The challenge facing developing countries is not only the price, but also the capacity of vaccine manufactures to be able to do so to meet global demand within a short time. The proposal for a patent waiver by India and South Africa has been rejected by developed countries, known for hosting the world leading pharmaceutical companies such US, European Union, the United Kingdom, and Switzerland.
According to the Financial Times, US business groups including pharmaceutical industry representatives, have urged Biden to resist supporting a waiver to IP rules at the WTO, arguing that the proposal led by India and South Africa was too “vague” and “broad”.
The individuals who signed the letter, including Nobel laureates in economics as well as from across the arts and sciences, warned that inequitable vaccine access would impact the global economy and prevent it from recovering.
“The world saw unprecedented development of safe and effective vaccines, in major part thanks to US public investment,” the group wrote. “We all welcome that vaccination rollout in the US and many wealthier countries is bringing hope to their citizens.”
“Yet for the majority of the world that same hope is yet to be seen.
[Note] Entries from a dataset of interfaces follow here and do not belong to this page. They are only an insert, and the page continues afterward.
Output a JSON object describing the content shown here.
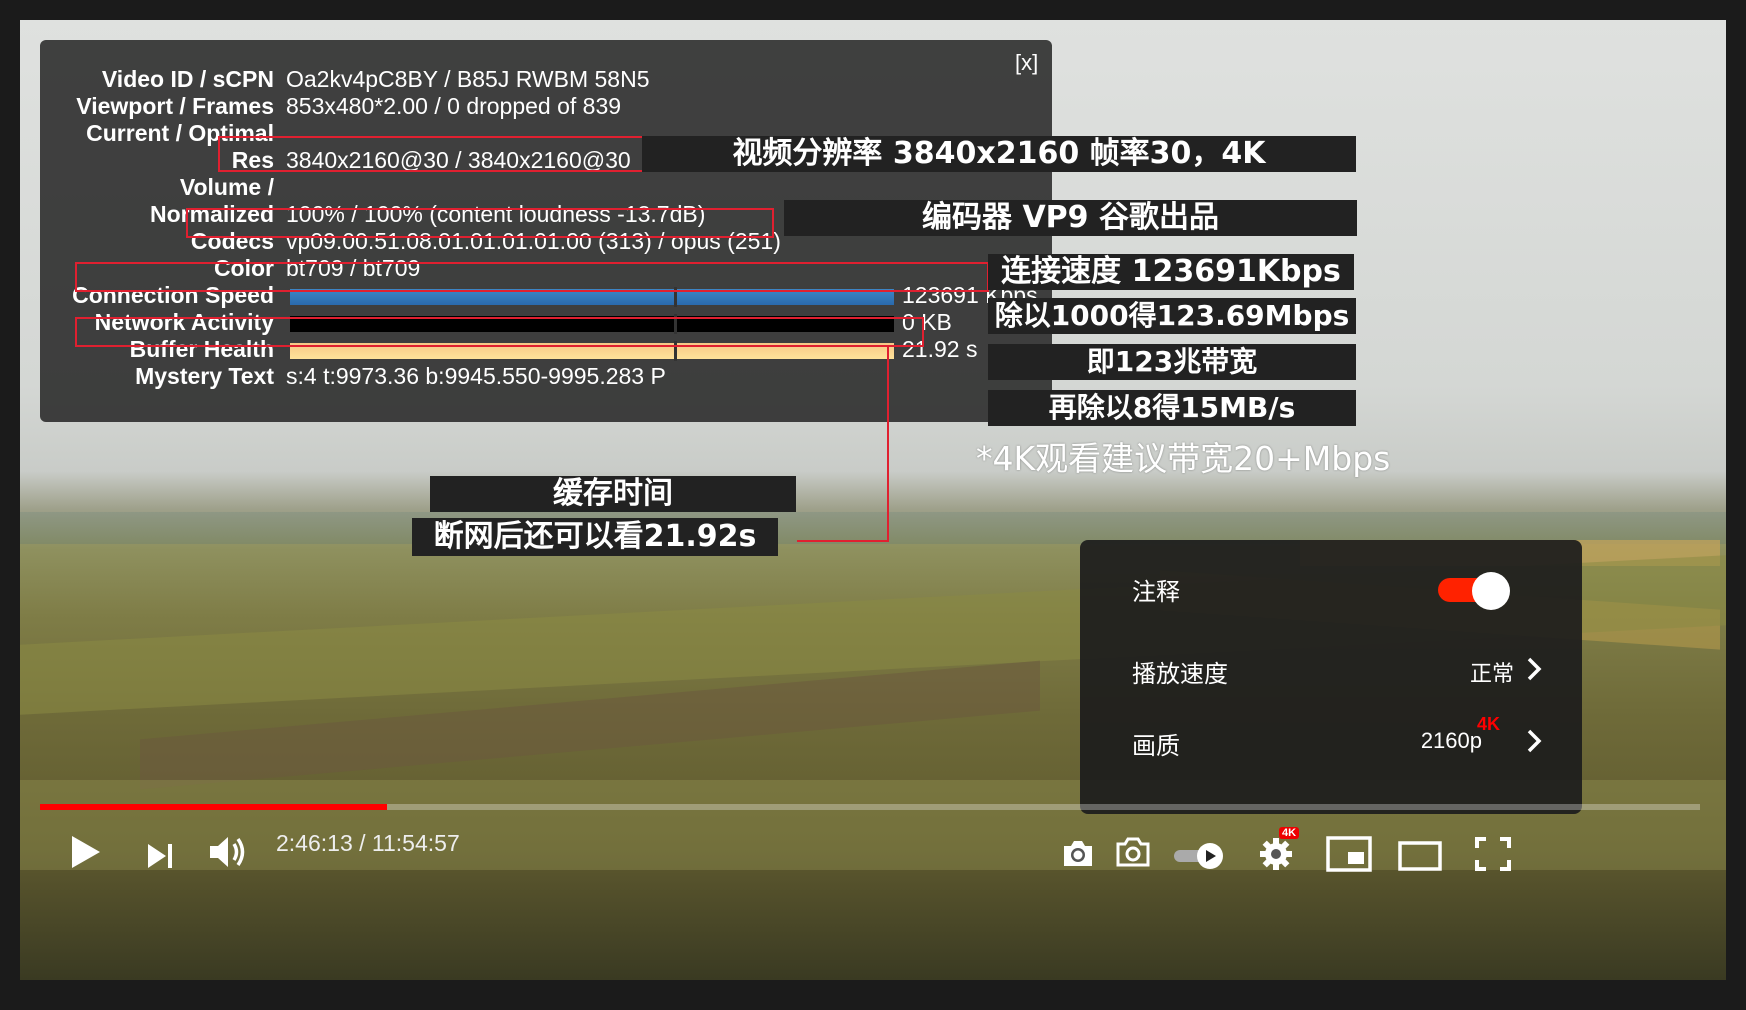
{
  "stats": {
    "close_label": "[x]",
    "rows": [
      {
        "label": "Video ID / sCPN",
        "value": "Oa2kv4pC8BY / B85J RWBM 58N5"
      },
      {
        "label": "Viewport / Frames",
        "value": "853x480*2.00 / 0 dropped of 839"
      },
      {
        "label": "Current / Optimal",
        "value": ""
      },
      {
        "label": "Res",
        "value": "3840x2160@30 / 3840x2160@30"
      },
      {
        "label": "Volume /",
        "value": ""
      },
      {
        "label": "Normalized",
        "value": "100% / 100% (content loudness -13.7dB)"
      },
      {
        "label": "Codecs",
        "value": "vp09.00.51.08.01.01.01.01.00 (313) / opus (251)"
      },
      {
        "label": "Color",
        "value": "bt709 / bt709"
      },
      {
        "label": "Connection Speed",
        "value": "123691 Kbps"
      },
      {
        "label": "Network Activity",
        "value": "0 KB"
      },
      {
        "label": "Buffer Health",
        "value": "21.92 s"
      },
      {
        "label": "Mystery Text",
        "value": "s:4 t:9973.36 b:9945.550-9995.283 P"
      }
    ]
  },
  "annotations": {
    "resolution": "视频分辨率 3840x2160 帧率30，4K",
    "codec": "编码器 VP9 谷歌出品",
    "speed": "连接速度 123691Kbps",
    "divide_1000": "除以1000得123.69Mbps",
    "bandwidth": "即123兆带宽",
    "divide_8": "再除以8得15MB/s",
    "note_4k": "*4K观看建议带宽20+Mbps",
    "buffer_title": "缓存时间",
    "buffer_desc": "断网后还可以看21.92s"
  },
  "settings_menu": {
    "annotations_label": "注释",
    "annotations_on": true,
    "speed_label": "播放速度",
    "speed_value": "正常",
    "quality_label": "画质",
    "quality_value": "2160p",
    "quality_badge": "4K"
  },
  "player": {
    "time_display": "2:46:13 / 11:54:57",
    "progress_fraction": 0.209,
    "settings_badge": "4K"
  },
  "colors": {
    "accent_red": "#ff0000",
    "connection_bar": "#2a6aad",
    "buffer_bar": "#ffe39a",
    "highlight_box": "#e02030"
  }
}
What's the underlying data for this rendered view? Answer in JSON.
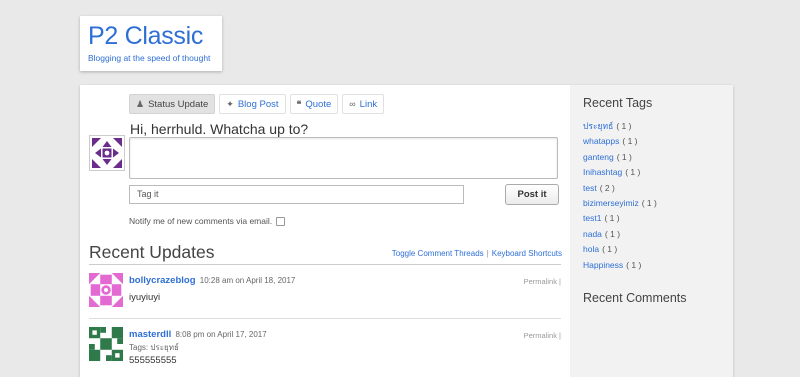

New waves of suffering are now rising across the globe. Our global economy cannot rebuild if it remains vulnerable to this virus.” The group warned that fully enforcing IP was “self-defeating for the US” as it hindered global vaccination efforts. “Given artificial global supply shortages, the US economy already risks losing $1.3tn in gross domestic product this year.”